This weekend's NY Times story on parents who buy NYC apartments for their grown children has unleashed such resentment among the 219 commenting readers so far that we can only hope none of the apartment-gifted kids in the article are applying for a job anytime soon.
"I cannot help but find the reality of someone my age or younger who has not worked as hard, who has probably never tasted the bitterness of a hard life or struggle or survival insecurity, who has probably less individual drive and intelligence and charisma, 'gifted' a Manhattan apartment rent-free from their wealthy and coddling parents and then sneer down on the rest of people like me who cannot yet afford to buy anything in Manhattan as simply and utterly UNFAIR, hurtful, disgusting, and blood-boiling," says a 30-something renter whose comment has been voted up by more than 300 other like-minded readers.
"I realise that parents have every right to support their children as they see fit," she continues, "and though my nature is not to be jealous or angry, this is the kind of stuff that creates resentment and bitter disillusionment in the American idea of supposed fairness and equality. I view these coddled children as pampered and ungrateful, and from my rough life experience, there is nothing that can convince me otherwise."
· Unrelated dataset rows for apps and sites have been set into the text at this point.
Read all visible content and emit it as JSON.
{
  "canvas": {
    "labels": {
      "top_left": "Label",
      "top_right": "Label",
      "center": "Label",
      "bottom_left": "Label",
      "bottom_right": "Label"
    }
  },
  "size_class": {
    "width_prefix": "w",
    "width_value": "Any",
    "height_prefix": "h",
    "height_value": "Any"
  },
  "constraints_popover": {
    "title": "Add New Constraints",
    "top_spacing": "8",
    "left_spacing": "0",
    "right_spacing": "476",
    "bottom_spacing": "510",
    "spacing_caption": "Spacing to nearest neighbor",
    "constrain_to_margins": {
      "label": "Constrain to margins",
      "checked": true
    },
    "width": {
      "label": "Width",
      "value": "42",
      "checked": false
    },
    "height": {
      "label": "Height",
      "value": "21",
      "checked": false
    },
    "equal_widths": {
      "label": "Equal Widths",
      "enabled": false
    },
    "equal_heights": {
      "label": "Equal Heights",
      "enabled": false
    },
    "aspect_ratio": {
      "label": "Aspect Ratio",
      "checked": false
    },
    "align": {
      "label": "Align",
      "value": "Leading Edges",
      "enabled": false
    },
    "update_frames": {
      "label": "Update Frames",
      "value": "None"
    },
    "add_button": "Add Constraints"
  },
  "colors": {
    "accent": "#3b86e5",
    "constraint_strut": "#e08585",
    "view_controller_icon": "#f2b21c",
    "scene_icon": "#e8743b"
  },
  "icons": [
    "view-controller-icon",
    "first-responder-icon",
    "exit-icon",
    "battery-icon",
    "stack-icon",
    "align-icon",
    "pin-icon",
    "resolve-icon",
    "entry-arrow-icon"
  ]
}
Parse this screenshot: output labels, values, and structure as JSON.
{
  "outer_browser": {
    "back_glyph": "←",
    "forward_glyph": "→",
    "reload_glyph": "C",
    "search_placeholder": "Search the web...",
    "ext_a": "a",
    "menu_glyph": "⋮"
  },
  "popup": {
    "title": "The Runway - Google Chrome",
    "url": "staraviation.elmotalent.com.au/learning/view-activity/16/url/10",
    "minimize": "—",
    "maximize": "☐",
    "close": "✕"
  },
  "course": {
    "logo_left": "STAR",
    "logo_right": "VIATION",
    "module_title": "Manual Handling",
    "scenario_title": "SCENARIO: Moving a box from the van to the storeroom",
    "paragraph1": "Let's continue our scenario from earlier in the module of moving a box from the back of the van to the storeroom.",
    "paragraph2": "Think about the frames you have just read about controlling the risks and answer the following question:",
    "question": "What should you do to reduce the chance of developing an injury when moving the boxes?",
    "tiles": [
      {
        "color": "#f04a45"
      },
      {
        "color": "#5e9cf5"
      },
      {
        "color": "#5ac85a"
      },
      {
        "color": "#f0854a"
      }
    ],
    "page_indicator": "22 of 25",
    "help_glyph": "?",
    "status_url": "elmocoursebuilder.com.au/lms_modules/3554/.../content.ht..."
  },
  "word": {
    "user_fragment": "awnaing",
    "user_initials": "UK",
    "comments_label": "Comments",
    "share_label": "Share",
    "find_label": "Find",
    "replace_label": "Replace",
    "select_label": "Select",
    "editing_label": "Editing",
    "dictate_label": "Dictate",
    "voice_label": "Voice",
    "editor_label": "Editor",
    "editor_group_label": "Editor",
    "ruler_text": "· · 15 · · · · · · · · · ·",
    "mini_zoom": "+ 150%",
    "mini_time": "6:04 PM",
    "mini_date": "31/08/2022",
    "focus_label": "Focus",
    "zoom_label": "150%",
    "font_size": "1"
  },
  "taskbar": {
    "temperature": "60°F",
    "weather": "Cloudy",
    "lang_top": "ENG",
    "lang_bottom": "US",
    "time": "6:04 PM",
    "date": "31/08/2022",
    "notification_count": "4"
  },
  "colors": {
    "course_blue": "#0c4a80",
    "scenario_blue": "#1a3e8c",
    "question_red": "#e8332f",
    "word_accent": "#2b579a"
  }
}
The apartment-gifting story comes less than a month after a NY Times piece about roommates sparked a similar furor among readers. The real story, complained those who commented, isn't how to get along with a roommate--it's the fact that because rents are so out of whack with salaries, many New Yorkers in their 30s, 40s and beyond still have roommates at all.